Jury selection began yesterday for the trial of an illegal immigrant from El Salvador that may finally answer a mystery haunting Washington DC for more than nine years: who killed Chandra Levy?
The story began on 1 May 2001, when the 24-year-old intern at the Federal Bureau of Prisons left her flat in downtown Washington to go for a jog. But she never returned – and in the months that followed, her disappearance turned from a routine missing persons case into an international sensation.
It emerged that she had been having an affair with the congressman from her home-town district in central California, and he immediately became a suspect. But the congressman, Gary Condit, denied all involvement, and for a while the entire story was forgotten, as the September 11 terrorist attacks took over the headlines. But a year after Ms Levy vanished, a small part of the mystery was resolved. On 22 May 2002, a man searching for deer antlers and other animal bones in a remote area of Rock Creek Park, about four miles from her home, found parts of a human skeleton. The remains were quickly identified as those of the intern, and the case was declared a homicide.
However, the trail then went cold again. For five years the police explored every lead, but in vain. Mr Condit, who in 1992 was defeated in his bid for re-election to Congress, was formally exonerated as a suspect, and until March 2009 the Chandra Levy case appeared destined to remain unsolved.
In fact an obvious suspect existed all along, in the person of Ingmar Guandique, who had entered the US illegally in 2000 from El Salvador and moved to Washington, where he worked as a day labourer and belonged to a local gang.
He had been convicted of assaulting two other female joggers in the same park at about the same time as Chandra's murder, and was serving a 10-year sentence in a California prison when he was arrested and charged in the Levy case in April 2009. At his arraignment hearing Mr Guandique pleaded not guilty. Now, almost a decade after Chandra disappeared, his trial has started. The outcome is far from sure, even though authorities are convinced they have their man. There were no eyewitnesses to the Levy killing, nor any DNA evidence linking it to Mr Guandique, while no murder weapon has ever been found.

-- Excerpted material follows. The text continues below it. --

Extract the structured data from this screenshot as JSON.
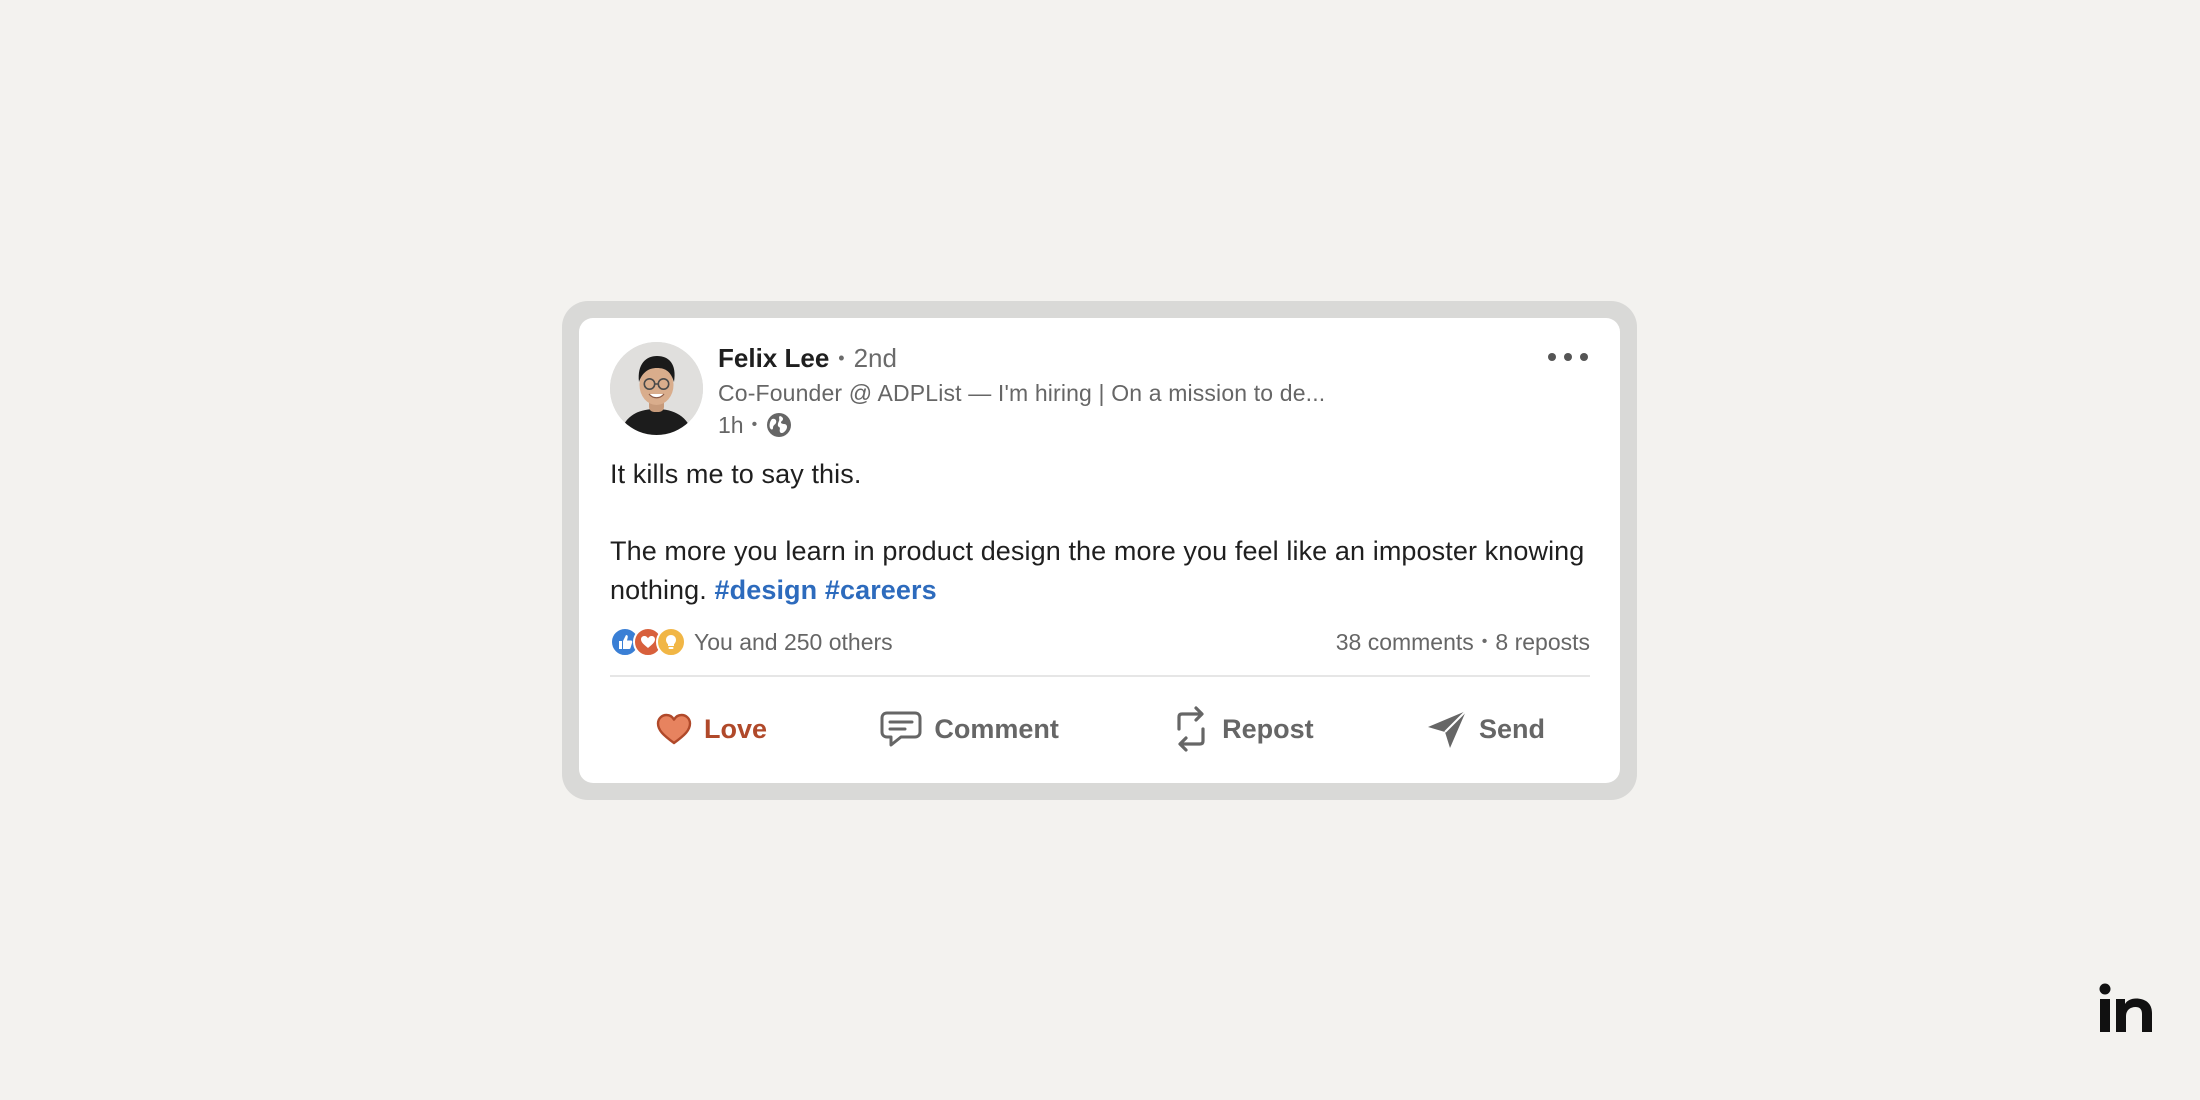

According to the Washington Post, the prosecution's case rests mainly on statements the accused made to fellow prisoners in his California prison, and on letters he wrote. But of direct circumstantial evidence there appears to be none. Mr Condit is expected to testify at the trial. But he is considered unlikely to throw much light on what happened in Ms Levy's final hours.
Even the opinions of her family are divided. Robert Levy, a 64-year-old oncologist, told the Post he was "pretty sure" that Mr Guandique killed his daughter. But Susan Levy, Chandra's mother, sounded far less certain. "I still have a lot of questions, and I don't know I'll ever get the answers," she said.